After Jesus calls the disciples to the near-impossibility of leaving behind their families (Jesus says they should hate their families, just to let the toughness sink in), Luke’s Gospel seems to make an abrupt turn. The Pharisees point out that the people who Jesus is hanging out with aren’t rigorous at all in their faith or personal behavior. In fact, they’re so unrigorous that the Pharisees feel perfectly justified in calling them sinners. Jesus responds by flipping the script on what it takes to get into the Kingdom of Heaven. One doesn’t have to have perfectly given up power, control, identity, family, home, or possessions. One only has to begin the long process of conversion that might, in the end and with the help of grace, make one capable of giving up those things.
This is the second great spiritual theme of Luke’s Gospel – conversion and repentance. Again and again in my life, I find myself falling into the same errors and repenting for the same things. Mostly, I get on my high horse and convince myself that I can become a disciple of Jesus – that I can achieve a saintlike level of calmness and love and feel my heart swell with God’s goodness at every moment, because I have a profound sense of God’s divinity dwelling inside of me. I tell myself these things, and try to be meek, mild, and at peace at the same time, and then I fail miserably at achieving or being any of these things. Distraught, I look with disgust at my own hubris and feel that I’m a worm and no man. And then something reminds me of God’s abundant grace, and I remember humility, and the truth that I can’t do anything, anything at all, without grace.

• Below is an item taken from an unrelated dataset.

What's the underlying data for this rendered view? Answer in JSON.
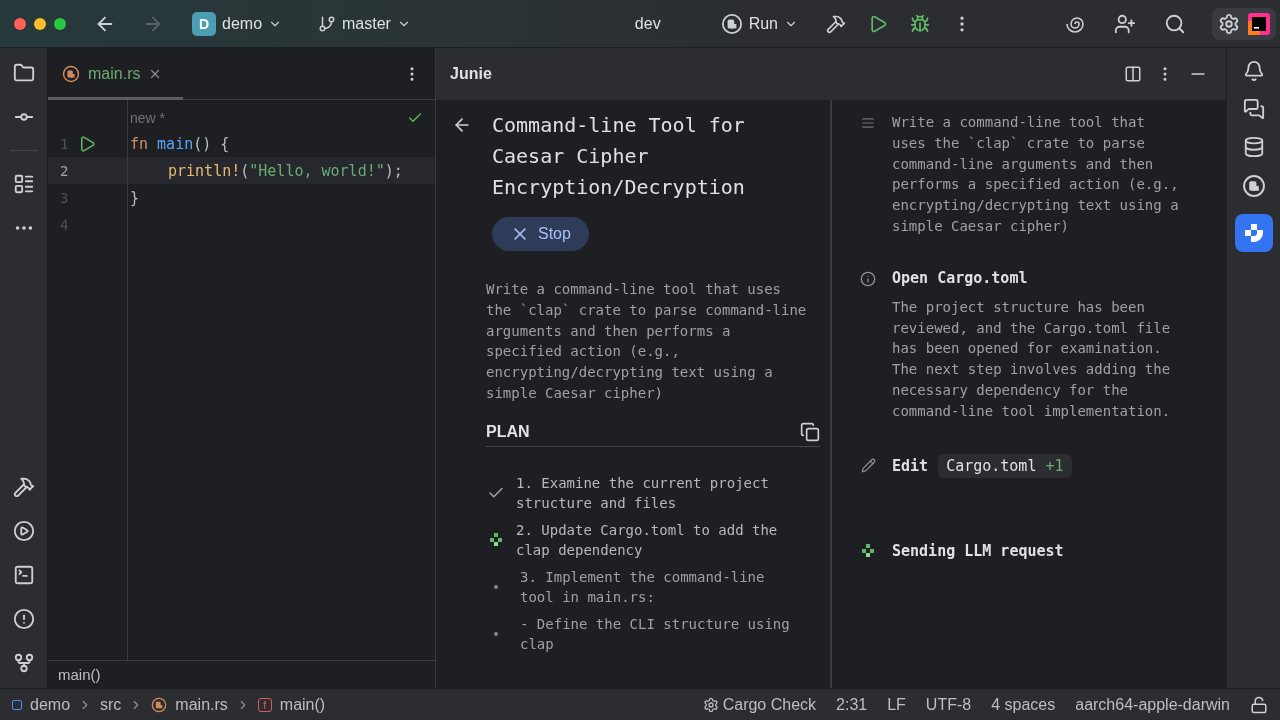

As I said, I do this again and again and again, an endless cycle of conversion and repentance, and I can only hope that this cycle is wearing a groove in my soul. That, like a river, it’s slowly eroding the cliff sides of my ego and insecurities. I hope that there is joy in heaven every time that I repent. Still, I’d still rather not go through this cycle time and again. But God is always seeking after me when I go wandering in this way.